Driving from Uptown, you'd never know the convention was in town -- save for a quartet of Rasta-haired wayfarers scavenging cardboard boxes who had the aura of out-of-town protesters -- or they just flew in from Burning Man.

Sidewalks were nearly deserted as empty shuttle buses toiled along their routes and a dozen formidable uniformed cops with a German shepherd swept the bronze-elf-infested mounds in front of the U.S. Courthouse.

At the Chambers Hotel, black-clad doormen greeted black-clad men wearing earpieces who watched as black-clad RNC honchos pulled up in black limousines. Clearly, security is the new black.

Word was that the Chambers was Gov. Arnold Schwarzenegger's destination before he changed plans to remain in California. Was the staff bummed? Surprised? Relieved? We'll never know. No one shoots the breeze around black-clad men wearing earpieces.

Along Nicollet Mall, two anarchists strolled in their masks and kerchiefs, sharing a private joke and enjoying the beautiful evening, their work apparently done for the day.

Across from the Hennepin County Government Center, a policeman and transit officer sat in the silence, seeming a little bewildered by how quietly one of the decade's largest events to hit the Twin Cities had begun.

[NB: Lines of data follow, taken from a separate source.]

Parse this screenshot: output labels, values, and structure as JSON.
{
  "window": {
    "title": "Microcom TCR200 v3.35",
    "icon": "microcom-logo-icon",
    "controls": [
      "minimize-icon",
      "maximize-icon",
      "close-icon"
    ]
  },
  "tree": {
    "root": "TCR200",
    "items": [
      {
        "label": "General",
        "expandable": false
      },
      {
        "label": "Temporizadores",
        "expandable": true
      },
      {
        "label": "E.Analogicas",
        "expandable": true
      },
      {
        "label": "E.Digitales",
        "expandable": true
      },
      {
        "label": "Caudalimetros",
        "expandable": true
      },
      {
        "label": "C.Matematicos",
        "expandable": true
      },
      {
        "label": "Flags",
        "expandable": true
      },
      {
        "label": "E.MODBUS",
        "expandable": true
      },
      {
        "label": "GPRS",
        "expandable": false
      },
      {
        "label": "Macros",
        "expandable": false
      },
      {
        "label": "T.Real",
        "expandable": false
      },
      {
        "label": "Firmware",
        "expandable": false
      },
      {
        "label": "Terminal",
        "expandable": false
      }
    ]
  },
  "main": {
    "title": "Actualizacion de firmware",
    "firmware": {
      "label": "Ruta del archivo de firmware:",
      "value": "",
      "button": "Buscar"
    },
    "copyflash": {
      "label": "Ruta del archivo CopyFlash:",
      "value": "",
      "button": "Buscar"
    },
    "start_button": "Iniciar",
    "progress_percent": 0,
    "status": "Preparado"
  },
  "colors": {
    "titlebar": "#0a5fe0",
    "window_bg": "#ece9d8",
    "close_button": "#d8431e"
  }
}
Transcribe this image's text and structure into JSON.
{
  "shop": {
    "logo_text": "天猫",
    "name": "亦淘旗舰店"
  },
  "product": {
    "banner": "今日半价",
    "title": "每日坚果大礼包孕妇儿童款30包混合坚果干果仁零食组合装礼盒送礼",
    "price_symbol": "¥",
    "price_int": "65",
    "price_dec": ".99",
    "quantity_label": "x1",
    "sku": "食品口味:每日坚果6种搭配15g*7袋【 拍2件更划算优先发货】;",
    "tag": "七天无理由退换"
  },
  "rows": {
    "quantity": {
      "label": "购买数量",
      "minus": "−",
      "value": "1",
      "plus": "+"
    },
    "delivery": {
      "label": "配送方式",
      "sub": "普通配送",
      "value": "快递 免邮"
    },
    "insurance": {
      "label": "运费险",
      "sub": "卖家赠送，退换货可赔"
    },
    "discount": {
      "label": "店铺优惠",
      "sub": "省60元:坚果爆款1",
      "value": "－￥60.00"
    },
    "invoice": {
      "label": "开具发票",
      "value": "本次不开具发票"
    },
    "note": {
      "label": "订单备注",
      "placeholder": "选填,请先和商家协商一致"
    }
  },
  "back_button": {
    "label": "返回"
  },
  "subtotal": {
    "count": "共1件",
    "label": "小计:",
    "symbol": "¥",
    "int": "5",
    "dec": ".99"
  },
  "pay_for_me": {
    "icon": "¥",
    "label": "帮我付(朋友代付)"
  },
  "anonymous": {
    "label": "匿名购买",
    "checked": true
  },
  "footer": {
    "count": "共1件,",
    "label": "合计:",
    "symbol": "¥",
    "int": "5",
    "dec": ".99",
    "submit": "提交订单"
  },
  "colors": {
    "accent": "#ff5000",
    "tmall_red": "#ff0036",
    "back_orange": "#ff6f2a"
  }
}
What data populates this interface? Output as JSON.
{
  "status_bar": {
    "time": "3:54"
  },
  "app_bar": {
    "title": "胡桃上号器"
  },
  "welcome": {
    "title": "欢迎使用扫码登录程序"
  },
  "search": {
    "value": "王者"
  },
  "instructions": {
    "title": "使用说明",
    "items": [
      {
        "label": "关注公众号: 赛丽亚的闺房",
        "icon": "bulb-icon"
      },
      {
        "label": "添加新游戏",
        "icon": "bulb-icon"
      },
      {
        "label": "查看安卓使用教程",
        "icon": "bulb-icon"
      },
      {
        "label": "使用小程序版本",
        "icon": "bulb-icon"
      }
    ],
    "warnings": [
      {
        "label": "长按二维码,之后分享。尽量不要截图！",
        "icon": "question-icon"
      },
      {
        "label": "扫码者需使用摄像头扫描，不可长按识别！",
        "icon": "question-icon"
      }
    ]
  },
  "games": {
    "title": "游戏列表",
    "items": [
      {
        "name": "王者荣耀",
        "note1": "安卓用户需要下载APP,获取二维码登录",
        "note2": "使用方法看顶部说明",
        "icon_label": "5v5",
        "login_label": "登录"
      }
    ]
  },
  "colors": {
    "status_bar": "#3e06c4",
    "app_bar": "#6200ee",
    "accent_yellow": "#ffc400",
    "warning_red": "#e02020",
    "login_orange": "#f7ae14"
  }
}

Rochelle Olson, Chris Riemenschneider, Neal Justin and Kim Ode contributed to this column.